Colombians vote in elections seen as test for peace deal

A Colombian casts his vote with the help of his son during the legislative elections in Bogota, Colombia March 11, 2018. — Reuters pic A Colombian casts his vote with the help of his son during the legislative elections in Bogota, Colombia March 11, 2018. — Reuters pic BOGOTA, March 12 — Colombians cast their votes yesterday to elect a new Congress with a resurgent right, bitterly opposed to a peace deal that allows leftist former rebels to participate, expected to poll strongly.

The election is set to be the calmest in half a century of conflict in Colombia, with the former rebel movement FARC spurning jungle warfare for politics, and the ELN — the country’s last active rebel group — observing a ceasefire.

Voting passed off peacefully and polls closed at 4pm after eight hours of voting.

“This is the first election in half a century when we will vote in peace, without the FARC as an armed group, but as a political party,” said President Juan Manuel Santos, who signed a peace deal with the FARC in November 2016.

The only reported hitch came when officials ran out of ballot papers for party primaries to designate presidential candidates, which were being held with the legislative vote.

The peace accord with the Revolutionary Armed Forces of Colombia (FARC) guarantees their new political party 10 of the 280 seats in the new Congress.

The party uses the same Spanish acronym, which now stands for the Common Alternative Revolutionary Force, and replaced its crossed-rifles insignia with a red rose.

“It’s the first time in my life that I’ve voted and I do it for peace,” said Pablo Catatumbo, a former FARC commander who is assured a senate seat.

Opinion polls give the FARC little chance of adding to its 10 free seats, following a disastrous campaign during which its rebels-turned-politicians were largely drowned out by a tide of public revulsion over crimes committed during the conflict.

Maria Maldonado, a 65-year-old pensioner who voted in Bogota, was in no mood to forgive and forget.
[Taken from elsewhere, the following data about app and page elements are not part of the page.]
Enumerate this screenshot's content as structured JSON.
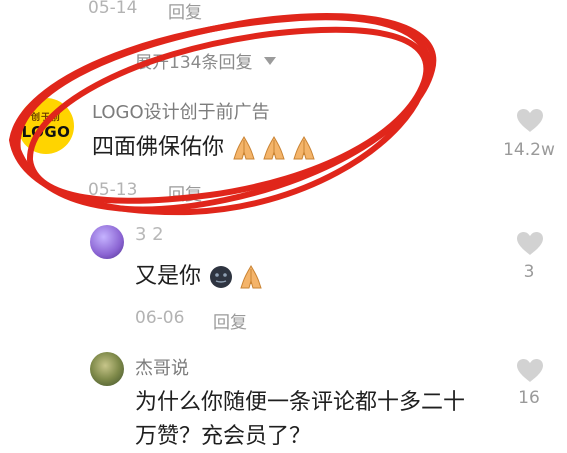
{
  "top": {
    "date": "05-14",
    "reply": "回复"
  },
  "expand": {
    "label": "展开134条回复"
  },
  "comment1": {
    "author": "LOGO设计创于前广告",
    "text": "四面佛保佑你",
    "avatar_top": "创于前",
    "avatar_bottom": "LOGO",
    "date": "05-13",
    "reply": "回复",
    "likes": "14.2w"
  },
  "comment2": {
    "author": "3  2",
    "text": "又是你",
    "date": "06-06",
    "reply": "回复",
    "likes": "3"
  },
  "comment3": {
    "author": "杰哥说",
    "text_line1": "为什么你随便一条评论都十多二十",
    "text_line2": "万赞？充会员了？",
    "likes": "16"
  },
  "icons": {
    "heart": "heart-icon",
    "pray": "folded-hands-icon",
    "face": "dark-face-icon",
    "caret": "caret-down-icon"
  },
  "colors": {
    "scribble": "#e0261b",
    "heart": "#d2d2d2",
    "logo_yellow": "#ffd400"
  }
}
“I have a lot of memories. Of all the compatriots who were murdered and buried, and nothing happened. And now we’re going to allow these people manage us knowing that they have left us so many tragedies?” she said.

“What is at stake for the FARC is positioning and the possibility of establishing itself with an eye to what really interests it politically: elections” for mayor and governor in 2020, said Carlos Arias Orjuela, a political consultant at Externado University.

The fledgling party suffered a fresh blow only days before the election when its leader, Rodrigo “Timochenko” Londono, pulled out of the presidential race after undergoing heart surgery. 

Right closing on victory

With the left divided, the stage is set for hardline conservatives who oppose the agreement to win an absolute majority in Congress, and push on to win the presidential election in a few months.

Opinion polls predict a triumph for ex-president and senator Alvaro Uribe and his Centro Democratico party, along with other parties opposed to the peace agreement that has polarized the South American country.

Under the peace accord, FARC disarmed its 7,000 fighters in order to join the political process, agreed to confess to wartime crimes and pay reparations to victims.

This infuriates many Colombians, in particular the right wing, which is vowing to win the presidential election and amend the peace deal.

But much of the peace agreement has already been implemented, including the rebels disarming and demobilizing.

Analysts say a hard-right government could block the implementation of the rest of the pact, including agrarian reform and the special justice deal under which repentant rebels can avoid jail by paying reparations.

“The mere fact of not applying what has been signed would be enough for this agreement to be ineffective,” said Frederic Masse, an expert on the conflict at Colombia’s Externado University.

Party primaries

With Santos stepping down as president after two terms, a sideshow to the legislative elections is the primary elections for both main political blocs, taking place at the same time.

The first round of the presidential election is set for May 27, with the runoff planned for June 17.

Current polls show conservative Ivan Duque, a former Bogota mayor who is planning to run for Uribe’s Centro Democratico party, leading the presidential race.

Duque is followed by leftist Gustavo Petro — who is seeking to become the first left-wing president in Colombia’s history — and former Medellin mayor Sergio Fajardo, a centrist candidate.

The vote takes place against the backdrop of economic concern in Colombia, which registered 1.8 per cent growth in 2017, its weakest for nearly a decade.

Candidates were angered when officials ran out of ballot papers for the primaries, citing budgetary problems.

“Due to budget problems, not all cards were printed,” elections registrar Juan Carlos Galindo told reporters. Only 15 million cards were printed for an electorate of 36 million, he said.

Galindo said he had approved of photocopies being used for polling stations where the cards had run out.

Finance Minister Mauricio Cardenas, whose office manages to election budget, said the number of printed ballots were made based voters’ records in Colombia, where abstentionism typically runs to around 60 per cent. — AFP